AuthorAmer, Saud Abdulaziz, 1953-
AdvisorStroehlein, Jack L.
MetadataShow full item record
PublisherThe University of Arizona.
RightsCopyright © is held by the author. Digital access to this material is made possible by the University Libraries, University of Arizona. Further transmission, reproduction or presentation (such as public display or performance) of protected items is prohibited except with permission of the author.

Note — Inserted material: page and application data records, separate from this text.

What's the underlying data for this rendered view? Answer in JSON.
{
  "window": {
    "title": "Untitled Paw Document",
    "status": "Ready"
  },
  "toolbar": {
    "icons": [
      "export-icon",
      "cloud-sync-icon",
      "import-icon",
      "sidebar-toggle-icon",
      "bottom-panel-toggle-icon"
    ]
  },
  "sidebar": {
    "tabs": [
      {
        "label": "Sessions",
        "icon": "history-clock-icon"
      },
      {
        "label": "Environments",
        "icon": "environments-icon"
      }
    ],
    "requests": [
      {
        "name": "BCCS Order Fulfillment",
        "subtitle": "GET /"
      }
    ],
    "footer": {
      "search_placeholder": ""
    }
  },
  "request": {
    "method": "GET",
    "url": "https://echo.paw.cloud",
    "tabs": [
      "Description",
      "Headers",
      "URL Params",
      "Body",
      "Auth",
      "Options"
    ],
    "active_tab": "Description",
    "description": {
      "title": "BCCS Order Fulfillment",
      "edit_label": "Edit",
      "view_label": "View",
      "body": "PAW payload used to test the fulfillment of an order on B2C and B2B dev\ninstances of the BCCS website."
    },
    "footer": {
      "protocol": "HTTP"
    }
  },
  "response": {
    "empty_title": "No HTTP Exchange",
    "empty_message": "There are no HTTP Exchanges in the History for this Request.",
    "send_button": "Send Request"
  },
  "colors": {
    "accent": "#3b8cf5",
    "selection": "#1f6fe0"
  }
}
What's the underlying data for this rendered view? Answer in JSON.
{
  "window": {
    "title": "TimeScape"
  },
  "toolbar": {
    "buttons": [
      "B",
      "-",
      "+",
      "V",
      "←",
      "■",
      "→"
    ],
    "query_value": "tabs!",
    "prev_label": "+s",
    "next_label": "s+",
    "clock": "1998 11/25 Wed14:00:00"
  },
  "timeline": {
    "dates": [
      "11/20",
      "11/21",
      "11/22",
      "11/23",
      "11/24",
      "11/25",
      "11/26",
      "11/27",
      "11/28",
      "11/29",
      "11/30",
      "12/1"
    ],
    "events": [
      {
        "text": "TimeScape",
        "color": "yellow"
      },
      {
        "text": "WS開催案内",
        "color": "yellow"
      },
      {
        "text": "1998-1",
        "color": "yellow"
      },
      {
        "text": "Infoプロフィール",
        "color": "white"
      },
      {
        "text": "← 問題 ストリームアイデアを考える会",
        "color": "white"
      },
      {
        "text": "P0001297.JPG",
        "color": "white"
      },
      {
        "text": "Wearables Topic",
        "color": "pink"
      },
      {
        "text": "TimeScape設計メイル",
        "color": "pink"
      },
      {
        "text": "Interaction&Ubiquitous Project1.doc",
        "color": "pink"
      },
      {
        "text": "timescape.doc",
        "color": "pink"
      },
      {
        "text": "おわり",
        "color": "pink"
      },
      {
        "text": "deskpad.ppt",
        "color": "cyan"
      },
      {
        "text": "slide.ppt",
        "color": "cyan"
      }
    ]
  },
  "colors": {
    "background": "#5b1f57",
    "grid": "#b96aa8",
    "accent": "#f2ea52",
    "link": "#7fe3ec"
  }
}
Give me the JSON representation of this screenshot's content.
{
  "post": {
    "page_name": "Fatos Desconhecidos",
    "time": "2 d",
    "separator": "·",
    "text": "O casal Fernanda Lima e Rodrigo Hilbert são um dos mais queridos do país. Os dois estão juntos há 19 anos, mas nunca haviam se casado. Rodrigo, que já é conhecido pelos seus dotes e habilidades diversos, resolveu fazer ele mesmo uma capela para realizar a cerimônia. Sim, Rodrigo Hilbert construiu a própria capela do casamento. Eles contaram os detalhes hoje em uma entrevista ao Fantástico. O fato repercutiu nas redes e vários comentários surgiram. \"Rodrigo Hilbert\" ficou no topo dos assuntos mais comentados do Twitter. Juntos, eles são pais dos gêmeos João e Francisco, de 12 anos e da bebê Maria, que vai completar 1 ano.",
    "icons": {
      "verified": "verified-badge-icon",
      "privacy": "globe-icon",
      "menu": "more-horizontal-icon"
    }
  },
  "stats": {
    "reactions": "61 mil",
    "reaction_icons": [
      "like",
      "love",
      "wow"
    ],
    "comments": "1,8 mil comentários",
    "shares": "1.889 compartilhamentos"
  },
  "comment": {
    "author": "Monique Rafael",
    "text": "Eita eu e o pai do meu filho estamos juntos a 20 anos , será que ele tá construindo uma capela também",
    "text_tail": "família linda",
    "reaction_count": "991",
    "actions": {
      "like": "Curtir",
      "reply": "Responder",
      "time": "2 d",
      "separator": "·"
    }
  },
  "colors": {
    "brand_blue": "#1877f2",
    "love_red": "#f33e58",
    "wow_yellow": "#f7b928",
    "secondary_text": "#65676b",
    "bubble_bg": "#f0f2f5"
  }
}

AbstractThe study consisted of six experiments conducted to examine the spectral response of different varieties of corn (Zea mays), squash (Cucurbita pepo) and bean (Phaseolus vulgaris) under variable zinc (Zn), nitrogen (N) and water treatments. Five of these experiments were conducted in the greenhouse during 1988 and 1989. The sixth experiment was conducted in the field during the summer of 1989. Ground-based, remotely sensed data were collected over plant canopies during the growing period, using an Exotech Model 100 AX hand-held radiometer. The Exotech offers filter sets which match the thematic mapper (TM) bands 1 through 4 (0.45-0.52, 0.52-0.60, 0.63-0.69, and 0.76-0.90 μm). Canopy spectral reflectance and derived vegetation indices showed their ability to significantly discriminate among varieties and variable treatments. Soil adjusted vegetation index (SAVI) mimics the normalized difference vegetation index (NDVI) and transformation normalized difference vegetation index (TNDVI) and exhibited all the characteristics of the NDVI curve when there were no soil influences (a single soil type). Red and near infrared (NIR) reflectance factors exhibited ability in monitoring crop growth and development. The TNDVI showed its superiority in detecting variations and in correlating with ground truth data (biomass cover percent). However, the study showed that remotely sensed data were sensitive to variations (varieties and treatments), but the data did not differentiate between them, unless supported with ground truth data.
Degree ProgramGraduate College
Soils and Water Science